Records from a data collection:
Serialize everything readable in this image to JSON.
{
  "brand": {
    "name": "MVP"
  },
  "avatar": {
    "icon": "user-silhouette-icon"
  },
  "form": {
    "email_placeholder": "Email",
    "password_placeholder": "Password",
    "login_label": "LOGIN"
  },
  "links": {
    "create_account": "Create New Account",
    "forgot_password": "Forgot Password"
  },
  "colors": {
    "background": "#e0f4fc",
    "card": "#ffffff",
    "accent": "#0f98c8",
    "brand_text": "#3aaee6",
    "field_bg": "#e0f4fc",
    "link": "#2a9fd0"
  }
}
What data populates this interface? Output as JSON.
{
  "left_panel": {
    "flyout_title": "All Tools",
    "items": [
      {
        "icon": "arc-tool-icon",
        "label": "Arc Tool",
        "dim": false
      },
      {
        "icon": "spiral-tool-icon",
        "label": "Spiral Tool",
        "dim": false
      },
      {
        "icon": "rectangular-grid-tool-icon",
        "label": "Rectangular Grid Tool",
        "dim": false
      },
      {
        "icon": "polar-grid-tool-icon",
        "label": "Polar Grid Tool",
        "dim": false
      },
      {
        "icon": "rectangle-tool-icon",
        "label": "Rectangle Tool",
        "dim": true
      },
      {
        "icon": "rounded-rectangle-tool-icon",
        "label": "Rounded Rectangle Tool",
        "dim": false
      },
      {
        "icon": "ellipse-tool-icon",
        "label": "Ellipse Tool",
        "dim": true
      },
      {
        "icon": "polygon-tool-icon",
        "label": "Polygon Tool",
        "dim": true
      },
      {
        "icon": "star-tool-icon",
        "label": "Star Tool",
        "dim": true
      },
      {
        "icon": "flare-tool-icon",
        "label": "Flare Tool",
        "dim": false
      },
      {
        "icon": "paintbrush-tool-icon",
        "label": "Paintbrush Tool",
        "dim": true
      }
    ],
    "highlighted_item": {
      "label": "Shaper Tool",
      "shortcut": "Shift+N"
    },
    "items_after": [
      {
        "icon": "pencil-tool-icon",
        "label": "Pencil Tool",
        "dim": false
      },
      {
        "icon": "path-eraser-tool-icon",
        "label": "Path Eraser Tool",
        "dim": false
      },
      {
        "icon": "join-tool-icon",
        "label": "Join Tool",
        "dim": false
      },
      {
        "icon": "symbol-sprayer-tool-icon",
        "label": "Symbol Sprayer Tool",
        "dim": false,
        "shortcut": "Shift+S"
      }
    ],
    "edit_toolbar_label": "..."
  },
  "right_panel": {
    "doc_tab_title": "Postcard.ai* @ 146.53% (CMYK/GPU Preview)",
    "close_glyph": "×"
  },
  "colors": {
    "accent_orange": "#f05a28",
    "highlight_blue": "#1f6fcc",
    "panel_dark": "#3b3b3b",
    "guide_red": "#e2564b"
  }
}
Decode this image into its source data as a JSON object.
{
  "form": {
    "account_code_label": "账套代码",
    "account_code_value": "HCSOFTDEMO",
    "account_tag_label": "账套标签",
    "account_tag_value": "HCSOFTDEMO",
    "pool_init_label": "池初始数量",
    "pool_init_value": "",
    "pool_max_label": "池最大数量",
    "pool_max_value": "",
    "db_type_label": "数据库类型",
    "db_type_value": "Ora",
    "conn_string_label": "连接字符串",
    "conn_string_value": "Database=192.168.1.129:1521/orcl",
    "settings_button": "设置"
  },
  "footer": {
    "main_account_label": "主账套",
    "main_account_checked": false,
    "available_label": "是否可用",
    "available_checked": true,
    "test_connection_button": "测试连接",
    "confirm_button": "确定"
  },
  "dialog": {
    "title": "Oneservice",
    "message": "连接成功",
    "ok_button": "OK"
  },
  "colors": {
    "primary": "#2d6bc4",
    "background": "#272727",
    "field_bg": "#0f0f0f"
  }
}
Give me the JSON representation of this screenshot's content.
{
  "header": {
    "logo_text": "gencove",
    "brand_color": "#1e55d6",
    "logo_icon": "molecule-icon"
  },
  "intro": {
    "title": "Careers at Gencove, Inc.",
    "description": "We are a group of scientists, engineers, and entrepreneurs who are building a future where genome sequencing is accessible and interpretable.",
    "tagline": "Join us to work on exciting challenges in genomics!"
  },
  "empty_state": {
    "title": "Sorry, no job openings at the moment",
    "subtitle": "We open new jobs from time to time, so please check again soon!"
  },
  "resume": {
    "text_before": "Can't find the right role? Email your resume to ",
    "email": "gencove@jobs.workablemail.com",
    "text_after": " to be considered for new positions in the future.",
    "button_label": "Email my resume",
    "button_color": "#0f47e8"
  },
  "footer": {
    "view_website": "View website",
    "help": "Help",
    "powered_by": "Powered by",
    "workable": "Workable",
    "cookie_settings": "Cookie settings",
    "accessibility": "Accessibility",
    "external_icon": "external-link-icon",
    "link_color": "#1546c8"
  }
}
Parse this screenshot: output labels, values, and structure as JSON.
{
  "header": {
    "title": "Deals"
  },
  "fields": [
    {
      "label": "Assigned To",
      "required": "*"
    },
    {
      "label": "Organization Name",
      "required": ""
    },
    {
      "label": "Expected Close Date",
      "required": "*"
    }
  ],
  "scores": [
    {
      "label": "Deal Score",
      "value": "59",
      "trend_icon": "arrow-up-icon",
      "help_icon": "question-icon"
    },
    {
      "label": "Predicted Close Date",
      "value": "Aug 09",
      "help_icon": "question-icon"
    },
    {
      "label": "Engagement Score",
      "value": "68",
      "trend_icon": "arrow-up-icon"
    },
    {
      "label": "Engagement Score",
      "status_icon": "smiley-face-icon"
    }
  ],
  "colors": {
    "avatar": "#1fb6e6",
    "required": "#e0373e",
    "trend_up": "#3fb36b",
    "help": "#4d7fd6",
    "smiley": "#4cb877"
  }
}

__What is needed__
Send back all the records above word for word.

__Reply to the task__
Serialize everything readable in this image to JSON.
{
  "brand": {
    "name": "MVP"
  },
  "avatar": {
    "icon": "user-silhouette-icon"
  },
  "form": {
    "email_placeholder": "Email",
    "password_placeholder": "Password",
    "login_label": "LOGIN"
  },
  "links": {
    "create_account": "Create New Account",
    "forgot_password": "Forgot Password"
  },
  "colors": {
    "background": "#e0f4fc",
    "card": "#ffffff",
    "accent": "#0f98c8",
    "brand_text": "#3aaee6",
    "field_bg": "#e0f4fc",
    "link": "#2a9fd0"
  }
}
What data populates this interface? Output as JSON.
{
  "left_panel": {
    "flyout_title": "All Tools",
    "items": [
      {
        "icon": "arc-tool-icon",
        "label": "Arc Tool",
        "dim": false
      },
      {
        "icon": "spiral-tool-icon",
        "label": "Spiral Tool",
        "dim": false
      },
      {
        "icon": "rectangular-grid-tool-icon",
        "label": "Rectangular Grid Tool",
        "dim": false
      },
      {
        "icon": "polar-grid-tool-icon",
        "label": "Polar Grid Tool",
        "dim": false
      },
      {
        "icon": "rectangle-tool-icon",
        "label": "Rectangle Tool",
        "dim": true
      },
      {
        "icon": "rounded-rectangle-tool-icon",
        "label": "Rounded Rectangle Tool",
        "dim": false
      },
      {
        "icon": "ellipse-tool-icon",
        "label": "Ellipse Tool",
        "dim": true
      },
      {
        "icon": "polygon-tool-icon",
        "label": "Polygon Tool",
        "dim": true
      },
      {
        "icon": "star-tool-icon",
        "label": "Star Tool",
        "dim": true
      },
      {
        "icon": "flare-tool-icon",
        "label": "Flare Tool",
        "dim": false
      },
      {
        "icon": "paintbrush-tool-icon",
        "label": "Paintbrush Tool",
        "dim": true
      }
    ],
    "highlighted_item": {
      "label": "Shaper Tool",
      "shortcut": "Shift+N"
    },
    "items_after": [
      {
        "icon": "pencil-tool-icon",
        "label": "Pencil Tool",
        "dim": false
      },
      {
        "icon": "path-eraser-tool-icon",
        "label": "Path Eraser Tool",
        "dim": false
      },
      {
        "icon": "join-tool-icon",
        "label": "Join Tool",
        "dim": false
      },
      {
        "icon": "symbol-sprayer-tool-icon",
        "label": "Symbol Sprayer Tool",
        "dim": false,
        "shortcut": "Shift+S"
      }
    ],
    "edit_toolbar_label": "..."
  },
  "right_panel": {
    "doc_tab_title": "Postcard.ai* @ 146.53% (CMYK/GPU Preview)",
    "close_glyph": "×"
  },
  "colors": {
    "accent_orange": "#f05a28",
    "highlight_blue": "#1f6fcc",
    "panel_dark": "#3b3b3b",
    "guide_red": "#e2564b"
  }
}
Decode this image into its source data as a JSON object.
{
  "form": {
    "account_code_label": "账套代码",
    "account_code_value": "HCSOFTDEMO",
    "account_tag_label": "账套标签",
    "account_tag_value": "HCSOFTDEMO",
    "pool_init_label": "池初始数量",
    "pool_init_value": "",
    "pool_max_label": "池最大数量",
    "pool_max_value": "",
    "db_type_label": "数据库类型",
    "db_type_value": "Ora",
    "conn_string_label": "连接字符串",
    "conn_string_value": "Database=192.168.1.129:1521/orcl",
    "settings_button": "设置"
  },
  "footer": {
    "main_account_label": "主账套",
    "main_account_checked": false,
    "available_label": "是否可用",
    "available_checked": true,
    "test_connection_button": "测试连接",
    "confirm_button": "确定"
  },
  "dialog": {
    "title": "Oneservice",
    "message": "连接成功",
    "ok_button": "OK"
  },
  "colors": {
    "primary": "#2d6bc4",
    "background": "#272727",
    "field_bg": "#0f0f0f"
  }
}
Give me the JSON representation of this screenshot's content.
{
  "header": {
    "logo_text": "gencove",
    "brand_color": "#1e55d6",
    "logo_icon": "molecule-icon"
  },
  "intro": {
    "title": "Careers at Gencove, Inc.",
    "description": "We are a group of scientists, engineers, and entrepreneurs who are building a future where genome sequencing is accessible and interpretable.",
    "tagline": "Join us to work on exciting challenges in genomics!"
  },
  "empty_state": {
    "title": "Sorry, no job openings at the moment",
    "subtitle": "We open new jobs from time to time, so please check again soon!"
  },
  "resume": {
    "text_before": "Can't find the right role? Email your resume to ",
    "email": "gencove@jobs.workablemail.com",
    "text_after": " to be considered for new positions in the future.",
    "button_label": "Email my resume",
    "button_color": "#0f47e8"
  },
  "footer": {
    "view_website": "View website",
    "help": "Help",
    "powered_by": "Powered by",
    "workable": "Workable",
    "cookie_settings": "Cookie settings",
    "accessibility": "Accessibility",
    "external_icon": "external-link-icon",
    "link_color": "#1546c8"
  }
}
Parse this screenshot: output labels, values, and structure as JSON.
{
  "header": {
    "title": "Deals"
  },
  "fields": [
    {
      "label": "Assigned To",
      "required": "*"
    },
    {
      "label": "Organization Name",
      "required": ""
    },
    {
      "label": "Expected Close Date",
      "required": "*"
    }
  ],
  "scores": [
    {
      "label": "Deal Score",
      "value": "59",
      "trend_icon": "arrow-up-icon",
      "help_icon": "question-icon"
    },
    {
      "label": "Predicted Close Date",
      "value": "Aug 09",
      "help_icon": "question-icon"
    },
    {
      "label": "Engagement Score",
      "value": "68",
      "trend_icon": "arrow-up-icon"
    },
    {
      "label": "Engagement Score",
      "status_icon": "smiley-face-icon"
    }
  ],
  "colors": {
    "avatar": "#1fb6e6",
    "required": "#e0373e",
    "trend_up": "#3fb36b",
    "help": "#4d7fd6",
    "smiley": "#4cb877"
  }
}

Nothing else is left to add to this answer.